"Mahogany" because "I give all of my creations the name of inanimate objects." (Nope, not a warning sign at all.) For towering hairdos, flowing chiffon and general ridiculousness, the "high fashion" montages in Mahogany are up there with the "Gillian Girl" commercials from Valley of the Dolls. And this is probably a good place to state that i enjoy both film for the same reason: Camp melodrama with costumes. I suppose you could also look at both movies as attempts to update the women's film for the feminist era -- updates which seemed to consist of making the career world seem even more fabulous and renouncing it even more difficult...
Naturally, Diana Ross becomes a supermodel with all the Euro-style partying down, huffing high-end dope and hanging with royalty while rocking fabulous outfits that entails. Much of the super-'70s "high fashion" was actually designed by Ross herself and, Jesus, it is terrible. Although on the scale of questionable decisions made by Berry Gordy because he was blinded by Diana Ross' magic box, it's really not that bad... compared to ignoring Marvin Gaye's career, destroying Florence Ballard and letting one of the greatest record labels of all time devolve into a train wreck. The unfortunate part is that there are some great clothes in Mahogany and Ross is stunning in them -- they're just not the ones she did. It's a little weird when the Bob Mackie designs are the restrained, classy looks in the picture.
Anthony Perkins actually was a homosexual by all reports, but then was happily married for twenty years to Berry Berenson, sister of supermodel Marisa Berenson -- well, weirdly appropriate.)
The Bad and the Beautiful. Classy Old Italian Count appears and carries Diana Ross off to his castle where not only will she recover from her injuries, but she will finally create her fashion line with his full backing. But does this make her happy?
diva fit, shrieking impossible demands at terrified underlings. But the runway show does come off -- you decide whether it should have or not. You can also amuse yourself by imagining the exact tone of voice Nina Garcia would use to question "the taste level" and what kind of insults Michael Kors would throw her way...
She looks like a slutty TGI Friday's hostess going to a NASA launch in Liberace's trash bag!
She's a smacked-out Ukranian shut-in wearing Merlin's bathrobe at Donna Summer's funeral!
She looks like an anorexic Sumo wrestler that went to a Bukkake party and rolled in Tang!
Amazingly, these kooky ensembles are well-received. But all Miss Ross can think of is Lando Calrissian's words: "You said they'd be left in the city under my supervision!" Whoops, sorry. Actually it was "Success ain't nothing without someone you love to share it with!" And you know what happens next...

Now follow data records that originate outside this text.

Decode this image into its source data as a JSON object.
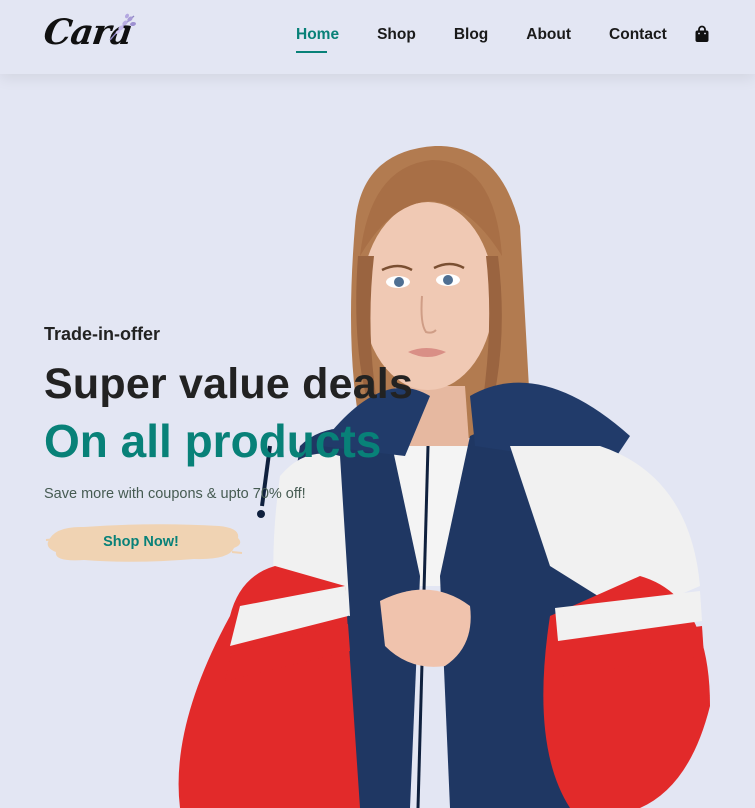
{
  "brand": {
    "name": "Cara"
  },
  "nav": {
    "items": [
      {
        "label": "Home",
        "active": true
      },
      {
        "label": "Shop",
        "active": false
      },
      {
        "label": "Blog",
        "active": false
      },
      {
        "label": "About",
        "active": false
      },
      {
        "label": "Contact",
        "active": false
      }
    ],
    "cart_icon": "shopping-bag-icon"
  },
  "hero": {
    "kicker": "Trade-in-offer",
    "headline": "Super value deals",
    "subheadline": "On all products",
    "blurb": "Save more with coupons & upto 70% off!",
    "cta_label": "Shop Now!",
    "image": "woman-in-red-white-navy-windbreaker"
  },
  "colors": {
    "background": "#e3e6f3",
    "accent": "#088178",
    "button_brush": "#f0d3b3",
    "text_dark": "#222222"
  }
}
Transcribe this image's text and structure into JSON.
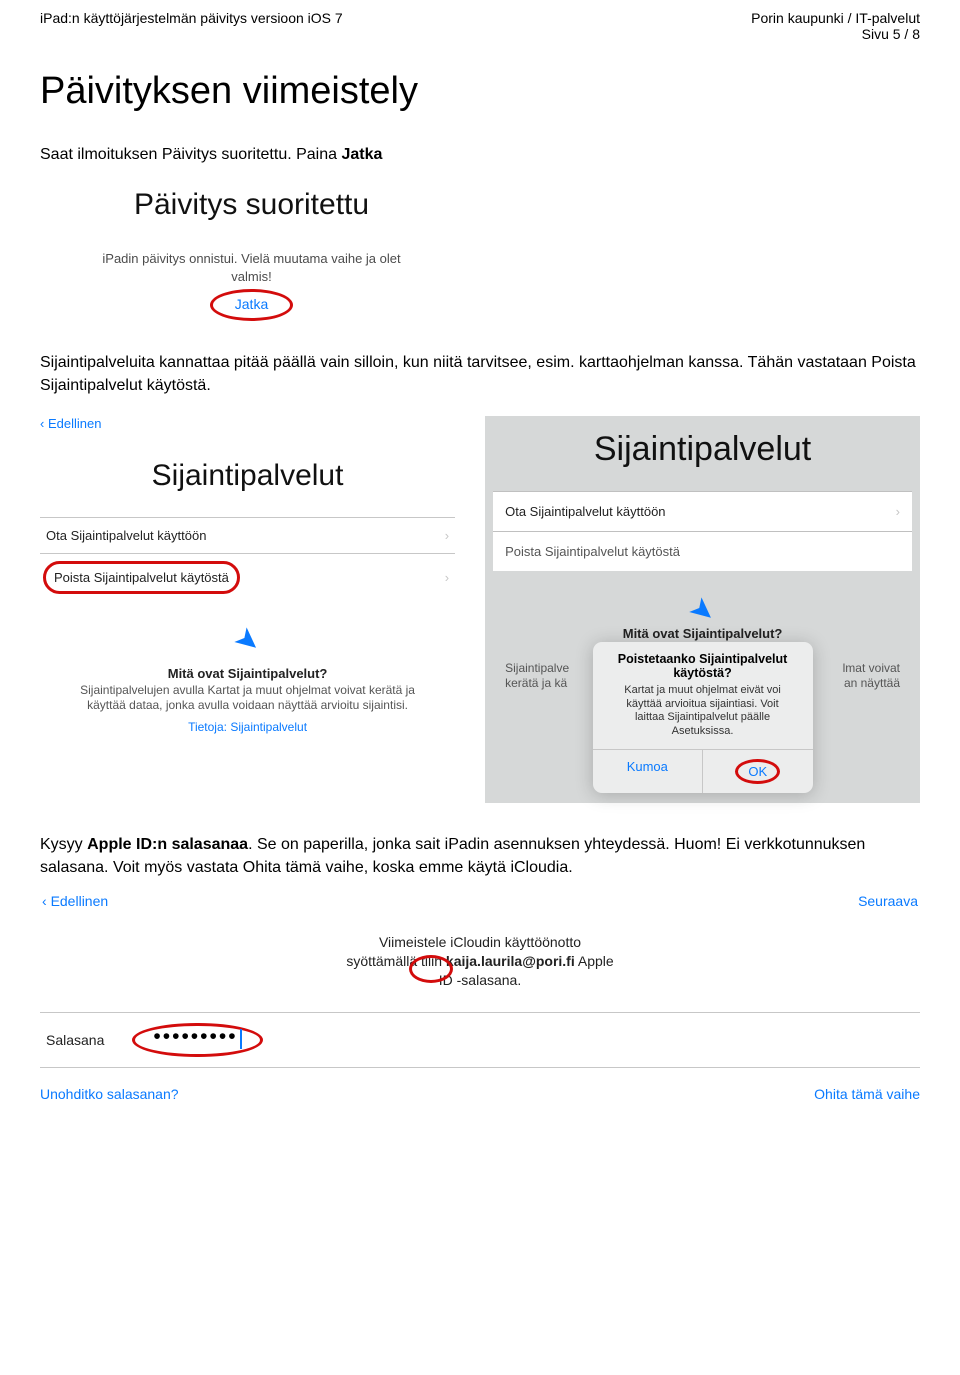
{
  "header": {
    "left": "iPad:n käyttöjärjestelmän päivitys versioon iOS 7",
    "right_line1": "Porin kaupunki / IT-palvelut",
    "right_line2": "Sivu 5 / 8"
  },
  "section_title": "Päivityksen viimeistely",
  "intro": {
    "part1": "Saat ilmoituksen Päivitys suoritettu. Paina ",
    "bold": "Jatka"
  },
  "shot1": {
    "title": "Päivitys suoritettu",
    "line1": "iPadin päivitys onnistui. Vielä muutama vaihe ja olet",
    "line2": "valmis!",
    "button": "Jatka"
  },
  "para2": "Sijaintipalveluita kannattaa pitää päällä vain silloin, kun niitä tarvitsee, esim. karttaohjelman kanssa. Tähän vastataan Poista Sijaintipalvelut käytöstä.",
  "left": {
    "back": "Edellinen",
    "title": "Sijaintipalvelut",
    "opt1": "Ota Sijaintipalvelut käyttöön",
    "opt2": "Poista Sijaintipalvelut käytöstä",
    "q_title": "Mitä ovat Sijaintipalvelut?",
    "q_body": "Sijaintipalvelujen avulla Kartat ja muut ohjelmat voivat kerätä ja käyttää dataa, jonka avulla voidaan näyttää arvioitu sijaintisi.",
    "q_link": "Tietoja: Sijaintipalvelut"
  },
  "right": {
    "title": "Sijaintipalvelut",
    "opt1": "Ota Sijaintipalvelut käyttöön",
    "opt2": "Poista Sijaintipalvelut käytöstä",
    "q_title": "Mitä ovat Sijaintipalvelut?",
    "descr_left": "Sijaintipalve",
    "descr_right": "lmat voivat",
    "descr2_left": "kerätä ja kä",
    "descr2_right": "an näyttää",
    "dialog_title": "Poistetaanko Sijaintipalvelut käytöstä?",
    "dialog_body": "Kartat ja muut ohjelmat eivät voi käyttää arvioitua sijaintiasi. Voit laittaa Sijaintipalvelut päälle Asetuksissa.",
    "btn_cancel": "Kumoa",
    "btn_ok": "OK"
  },
  "para3": {
    "part1": "Kysyy ",
    "bold1": "Apple ID:n salasanaa",
    "part2": ". Se on paperilla, jonka sait iPadin asennuksen yhteydessä. Huom! Ei verkkotunnuksen salasana. Voit myös vastata Ohita tämä vaihe, koska emme käytä iCloudia."
  },
  "shot4": {
    "back": "Edellinen",
    "next": "Seuraava",
    "center1": "Viimeistele iCloudin käyttöönotto",
    "center2_pre": "syöttämällä tilin ",
    "center2_bold": "kaija.laurila@pori.fi",
    "center2_post": " Apple",
    "center3": "ID -salasana.",
    "pw_label": "Salasana",
    "forgot": "Unohditko salasanan?",
    "skip": "Ohita tämä vaihe"
  }
}
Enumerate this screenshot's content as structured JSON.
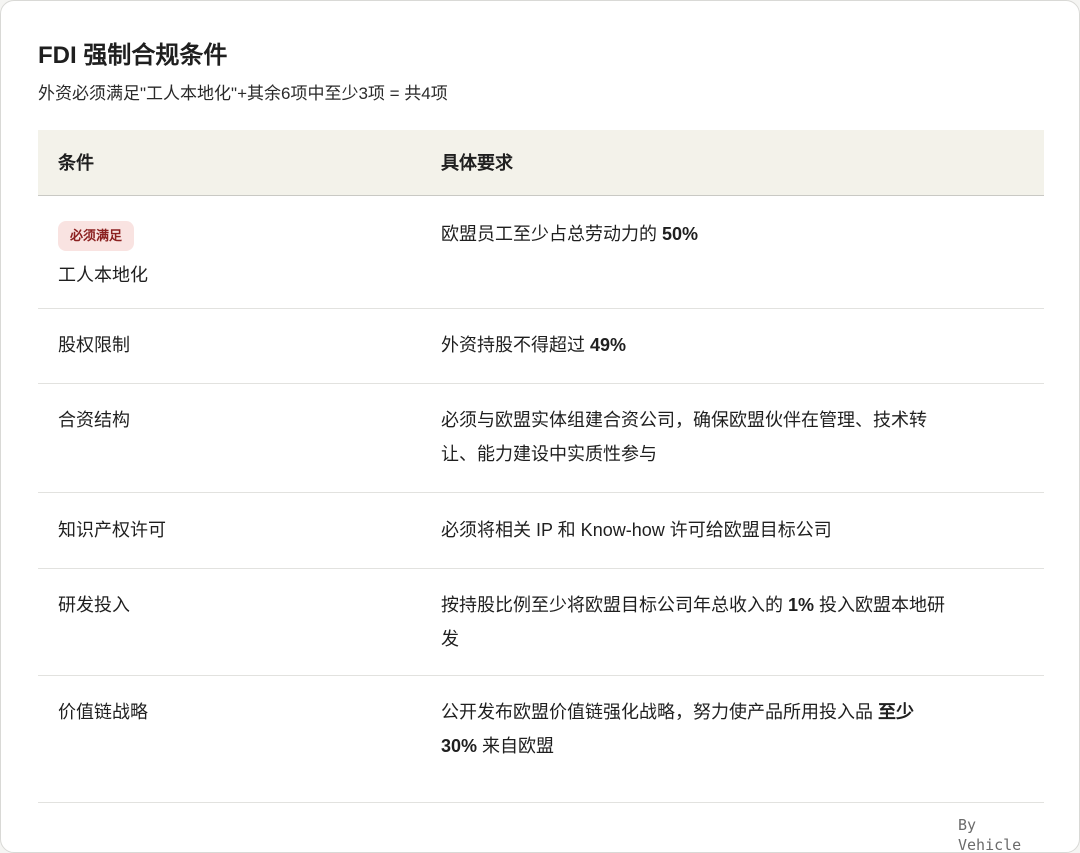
{
  "header": {
    "title": "FDI 强制合规条件",
    "subtitle": "外资必须满足\"工人本地化\"+其余6项中至少3项 = 共4项"
  },
  "table": {
    "col_condition": "条件",
    "col_requirement": "具体要求",
    "rows": [
      {
        "badge": "必须满足",
        "condition": "工人本地化",
        "req_pre": "欧盟员工至少占总劳动力的 ",
        "req_bold": "50%",
        "req_post": ""
      },
      {
        "condition": "股权限制",
        "req_pre": "外资持股不得超过 ",
        "req_bold": "49%",
        "req_post": ""
      },
      {
        "condition": "合资结构",
        "req_line1": "必须与欧盟实体组建合资公司，确保欧盟伙伴在管理、技术转",
        "req_line2": "让、能力建设中实质性参与"
      },
      {
        "condition": "知识产权许可",
        "req_text": "必须将相关 IP 和 Know-how 许可给欧盟目标公司"
      },
      {
        "condition": "研发投入",
        "req_pre": "按持股比例至少将欧盟目标公司年总收入的 ",
        "req_bold": "1%",
        "req_post": " 投入欧盟本地研",
        "req_line2": "发"
      },
      {
        "condition": "价值链战略",
        "req_pre": "公开发布欧盟价值链强化战略，努力使产品所用投入品 ",
        "req_bold": "至少",
        "req_line2_bold": "30%",
        "req_line2_post": " 来自欧盟"
      }
    ]
  },
  "footer": {
    "by": "By",
    "brand": "Vehicle"
  }
}
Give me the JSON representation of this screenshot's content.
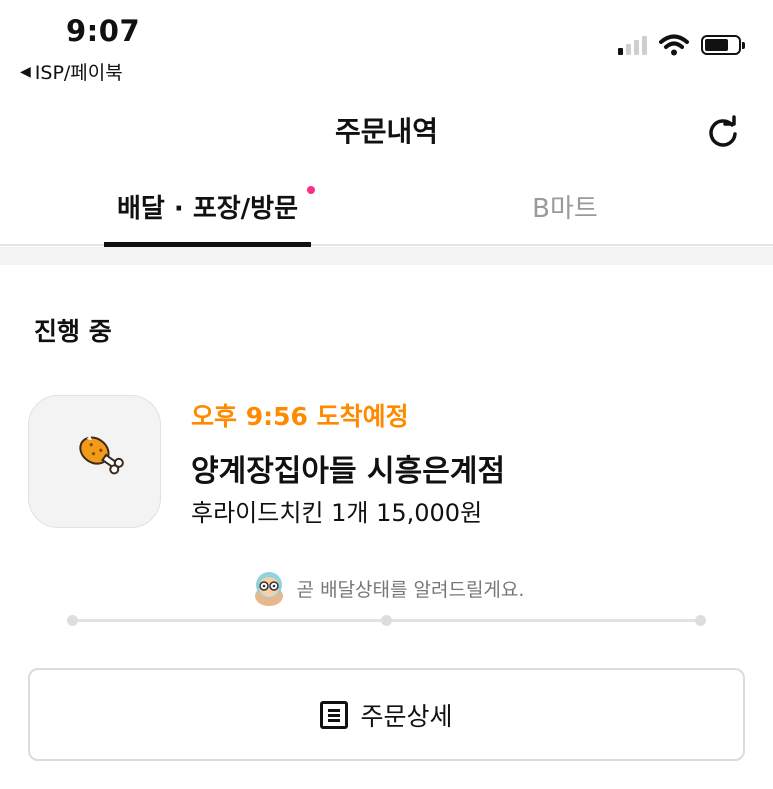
{
  "status_bar": {
    "time": "9:07",
    "back_app": "ISP/페이북"
  },
  "header": {
    "title": "주문내역"
  },
  "tabs": [
    {
      "label": "배달 · 포장/방문",
      "active": true,
      "has_new": true
    },
    {
      "label": "B마트",
      "active": false
    }
  ],
  "section": {
    "title": "진행 중"
  },
  "order": {
    "eta": "오후 9:56 도착예정",
    "store_name": "양계장집아들 시흥은계점",
    "summary": "후라이드치킨 1개 15,000원",
    "notice": "곧 배달상태를 알려드릴게요.",
    "progress_fraction": 0
  },
  "detail_button": {
    "label": "주문상세"
  },
  "colors": {
    "accent_orange": "#ff8a00",
    "tab_dot": "#ff2d8a",
    "highlight_mint": "#bfeee6"
  },
  "icons": {
    "refresh": "refresh-icon",
    "store": "chicken-drumstick-icon",
    "mascot": "mascot-icon",
    "detail": "receipt-icon"
  }
}
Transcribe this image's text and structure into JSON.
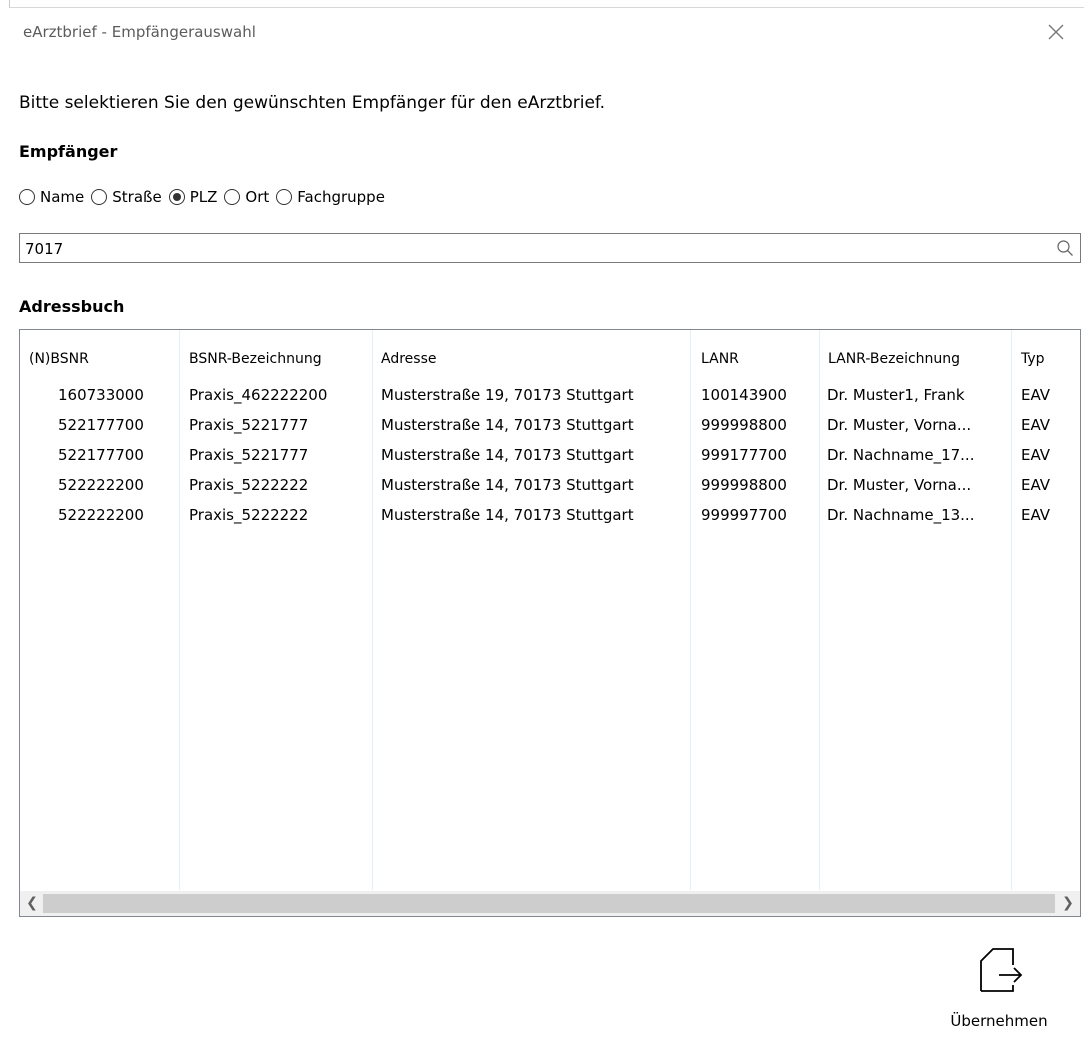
{
  "window": {
    "title": "eArztbrief - Empfängerauswahl"
  },
  "intro_text": "Bitte selektieren Sie den gewünschten Empfänger für den eArztbrief.",
  "empfaenger": {
    "heading": "Empfänger",
    "options": [
      {
        "label": "Name",
        "selected": false
      },
      {
        "label": "Straße",
        "selected": false
      },
      {
        "label": "PLZ",
        "selected": true
      },
      {
        "label": "Ort",
        "selected": false
      },
      {
        "label": "Fachgruppe",
        "selected": false
      }
    ],
    "search_value": "7017"
  },
  "adressbuch": {
    "heading": "Adressbuch",
    "columns": [
      "(N)BSNR",
      "BSNR-Bezeichnung",
      "Adresse",
      "LANR",
      "LANR-Bezeichnung",
      "Typ"
    ],
    "rows": [
      [
        "160733000",
        "Praxis_462222200",
        "Musterstraße 19, 70173 Stuttgart",
        "100143900",
        "Dr. Muster1, Frank",
        "EAV"
      ],
      [
        "522177700",
        "Praxis_5221777",
        "Musterstraße 14, 70173 Stuttgart",
        "999998800",
        "Dr. Muster, Vorna...",
        "EAV"
      ],
      [
        "522177700",
        "Praxis_5221777",
        "Musterstraße 14, 70173 Stuttgart",
        "999177700",
        "Dr. Nachname_17...",
        "EAV"
      ],
      [
        "522222200",
        "Praxis_5222222",
        "Musterstraße 14, 70173 Stuttgart",
        "999998800",
        "Dr. Muster, Vorna...",
        "EAV"
      ],
      [
        "522222200",
        "Praxis_5222222",
        "Musterstraße 14, 70173 Stuttgart",
        "999997700",
        "Dr. Nachname_13...",
        "EAV"
      ]
    ]
  },
  "actions": {
    "uebernehmen_label": "Übernehmen"
  },
  "icons": {
    "close": "close-icon",
    "search": "search-icon",
    "uebernehmen": "document-export-icon",
    "scroll_left": "chevron-left-icon",
    "scroll_right": "chevron-right-icon"
  }
}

Like so many women's movies of the past, our heroine fights tooth and nail for the career that she desires in a field she loves ... only to realize it's not nearly important as doing that special guy's laundry. And there is no way a lady can do laundry and have a career, so that paycheck, business card and self-worth that's not based solely on relationships with other people have got to go, y'all!
Actually, Mahogany is somewhat similar to Made in Paris, a '60s flick in which Ann-Margret rises to the top of the fashion world, only to give it all up for the right suburban station wagon (No, really, they drive a damn wood-paneled station wagon down the Champs-Elysees and she actually goes for it!). Except, of course, Made in Paris' ersatz Diors were way more chic than Mahogany's raised-by-wolves idea of high fashion and Ann-Margret is infinitely more endearing than Diana Ross. And more believable: Miss Ross deciding her career means nothing is about as likely as Rush Limbaugh joining the NOW and the NAACP. On the same day.
Oh, yes. Truly this is a woman devoid of personal ambition.
Although, upon reviewing Miss Ross' design portfolio, perhaps the lesson of Mahogany is to know when you're really, really bad at what you do and should just quit, go back to your hometown and get married... although we all know that wedded bliss with a community activist from Chicago will never lead a girl to a life of fabulous designer gowns.